“In November, Da’esh published a 20-minute propaganda video on ADF titled ‘The life of jihad’. This video showcased ADF activities, plus a staged execution imitating Da’esh’s,” the report said.

Terrorists also adopted an ethnic profiling, abducting hundreds of civilians and killing some of them, in retaliation against those collaborating with the FARDC, the Congolese army, since 2021.

“The abducted Hutu youth were forcibly recruited into ADF ranks,” the’ report said. The ADF intervened in North Kivu to cause the escape of 800 prisoners in August, of whom 400 to 600 were forcibly taken into the ranks of the terrorists. “On September 6, 2022, a 17-year-old boy recruited by ADF collaborators planted an improvised explosive device in front of the Congolese National Intelligence Agency (ANR) office in Butembo. The explosion injured two ANR agents.

This is the first attack involving an improvised explosive device aimed at a high-profile target in an urban environment,” said the UN expert.

Against this backdrop of daily violence, the M23 rebels re-emerged in Rutshuru in North Kivu, posing a real security problem that has ultimately damaged Rwanda-DRC relations.

Amid allegations and counter-allegations between Rwanda and DRC, the French government this week joined the US in condemning Rwanda’s alleged support for M23. Paris called for Rwanda to abide by the decisions of the regional leaders calling for dialogue. But Kigali fired back, first accusing Paris of ignoring the real causes of the conflict in DRC, and also accused Kinshasa of fabricating claims that M23 had massacred civilians.

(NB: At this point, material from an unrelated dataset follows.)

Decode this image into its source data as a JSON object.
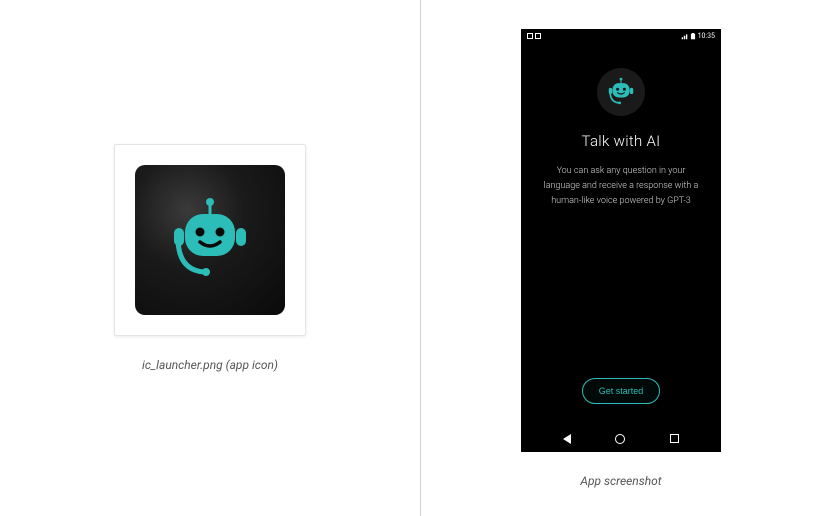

“Attempting to manage complex situations by simply repeating and amplifying false allegations of the DRC government cannot lead to solutions,” said a statement from Kigali on Wednesday.